INSTRUCTIONS FOR THE TASK:
In the records below, which lines include "right"? Copy them.

SUPPLIED RECORDS:
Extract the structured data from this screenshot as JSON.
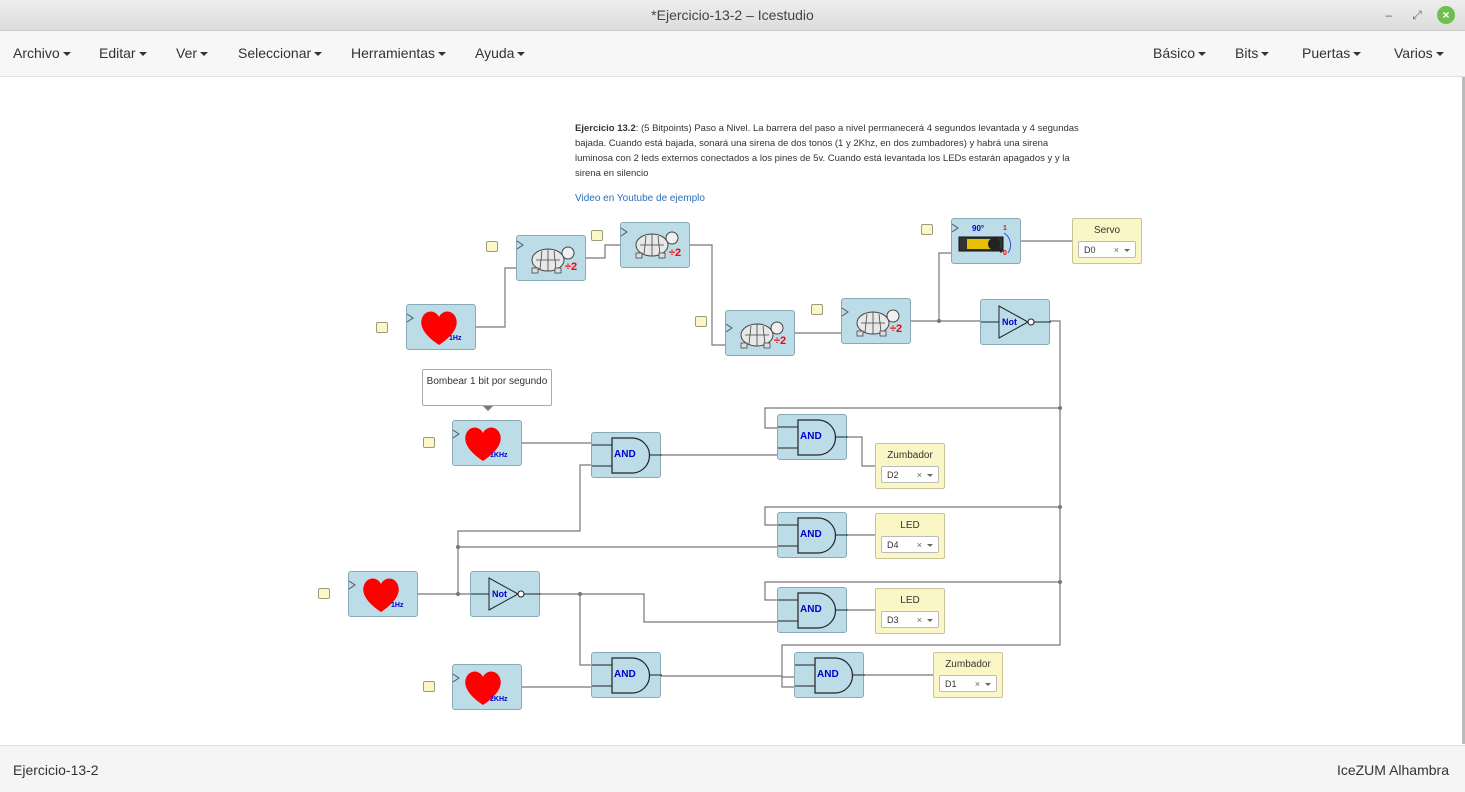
{
  "window": {
    "title": "*Ejercicio-13-2 – Icestudio"
  },
  "menu": {
    "left": [
      "Archivo",
      "Editar",
      "Ver",
      "Seleccionar",
      "Herramientas",
      "Ayuda"
    ],
    "right": [
      "Básico",
      "Bits",
      "Puertas",
      "Varios"
    ]
  },
  "description": {
    "bold": "Ejercicio 13.2",
    "text": ": (5 Bitpoints) Paso a Nivel. La barrera del paso a nivel permanecerá 4 segundos levantada y 4 segundas bajada. Cuando está bajada, sonará una sirena de dos tonos (1 y 2Khz, en dos zumbadores) y habrá una sirena luminosa con 2 leds externos conectados a los pines de 5v. Cuando está levantada los LEDs estarán apagados y y la sirena en silencio",
    "link": "Video en Youtube de ejemplo"
  },
  "comment": "Bombear 1 bit por segundo",
  "blocks": {
    "heart_1hz_top": "1Hz",
    "heart_1khz": "1KHz",
    "heart_1hz_bottom": "1Hz",
    "heart_2khz": "2KHz",
    "divider_label": "÷2",
    "not_label": "Not",
    "and_label": "AND",
    "servo_angle_top": "90°",
    "servo_angle_1": "1",
    "servo_angle_0": "0"
  },
  "outputs": {
    "servo": {
      "label": "Servo",
      "pin": "D0"
    },
    "zumbador1": {
      "label": "Zumbador",
      "pin": "D2"
    },
    "led1": {
      "label": "LED",
      "pin": "D4"
    },
    "led2": {
      "label": "LED",
      "pin": "D3"
    },
    "zumbador2": {
      "label": "Zumbador",
      "pin": "D1"
    }
  },
  "status": {
    "left": "Ejercicio-13-2",
    "right": "IceZUM Alhambra"
  },
  "colors": {
    "block": "#bcdce8",
    "heart": "#ff0000",
    "gate_text": "#0000cc",
    "divider_text": "#ff0000"
  }
}
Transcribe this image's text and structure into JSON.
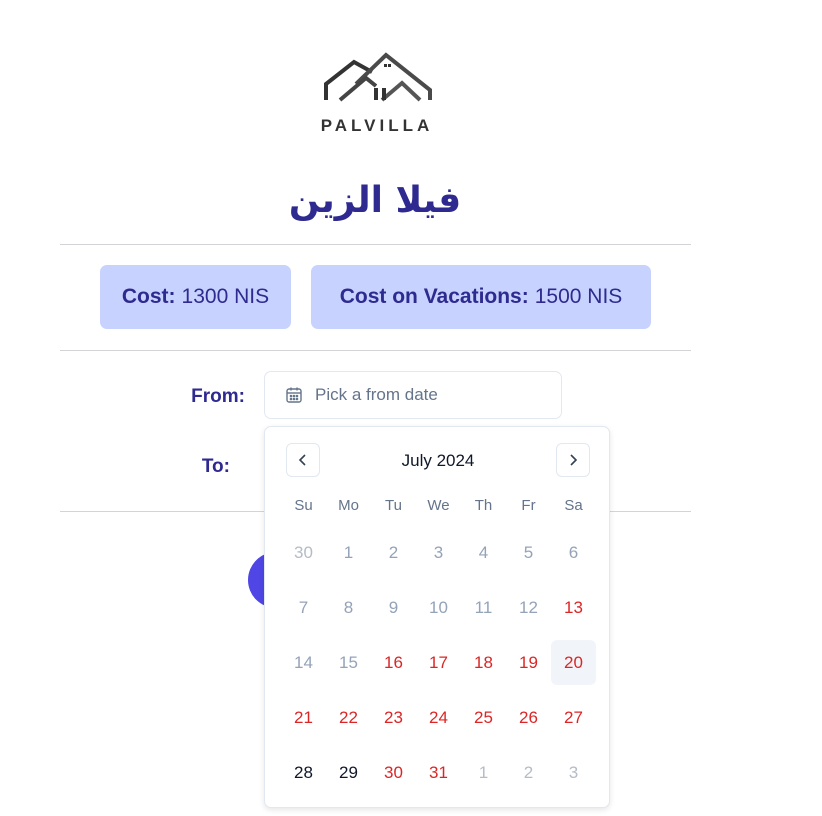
{
  "brand": {
    "name": "PALVILLA"
  },
  "villa": {
    "title": "فيلا الزين"
  },
  "pricing": {
    "cost_label": "Cost:",
    "cost_value": "1300 NIS",
    "vacation_label": "Cost on Vacations:",
    "vacation_value": "1500 NIS"
  },
  "form": {
    "from_label": "From:",
    "to_label": "To:",
    "from_placeholder": "Pick a from date"
  },
  "calendar": {
    "month": "July 2024",
    "weekdays": [
      "Su",
      "Mo",
      "Tu",
      "We",
      "Th",
      "Fr",
      "Sa"
    ],
    "weeks": [
      [
        {
          "d": "30",
          "s": "outside"
        },
        {
          "d": "1",
          "s": "muted"
        },
        {
          "d": "2",
          "s": "muted"
        },
        {
          "d": "3",
          "s": "muted"
        },
        {
          "d": "4",
          "s": "muted"
        },
        {
          "d": "5",
          "s": "muted"
        },
        {
          "d": "6",
          "s": "muted"
        }
      ],
      [
        {
          "d": "7",
          "s": "muted"
        },
        {
          "d": "8",
          "s": "muted"
        },
        {
          "d": "9",
          "s": "muted"
        },
        {
          "d": "10",
          "s": "muted"
        },
        {
          "d": "11",
          "s": "muted"
        },
        {
          "d": "12",
          "s": "muted"
        },
        {
          "d": "13",
          "s": "booked"
        }
      ],
      [
        {
          "d": "14",
          "s": "muted"
        },
        {
          "d": "15",
          "s": "muted"
        },
        {
          "d": "16",
          "s": "booked"
        },
        {
          "d": "17",
          "s": "booked"
        },
        {
          "d": "18",
          "s": "booked"
        },
        {
          "d": "19",
          "s": "booked"
        },
        {
          "d": "20",
          "s": "booked today"
        }
      ],
      [
        {
          "d": "21",
          "s": "booked"
        },
        {
          "d": "22",
          "s": "booked"
        },
        {
          "d": "23",
          "s": "booked"
        },
        {
          "d": "24",
          "s": "booked"
        },
        {
          "d": "25",
          "s": "booked"
        },
        {
          "d": "26",
          "s": "booked"
        },
        {
          "d": "27",
          "s": "booked"
        }
      ],
      [
        {
          "d": "28",
          "s": "available"
        },
        {
          "d": "29",
          "s": "available"
        },
        {
          "d": "30",
          "s": "booked"
        },
        {
          "d": "31",
          "s": "booked"
        },
        {
          "d": "1",
          "s": "outside"
        },
        {
          "d": "2",
          "s": "outside"
        },
        {
          "d": "3",
          "s": "outside"
        }
      ]
    ],
    "icons": {
      "prev": "chevron-left-icon",
      "next": "chevron-right-icon",
      "calendar": "calendar-icon"
    }
  },
  "colors": {
    "accent": "#2e2a8f",
    "price_box_bg": "#c7d2fe",
    "booked": "#dc2626",
    "button": "#4f46e5"
  }
}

REPLY TO THE EXERCISE:
    "right": [
    "right": "IceZUM Alhambra"
      "next": "chevron-right-icon",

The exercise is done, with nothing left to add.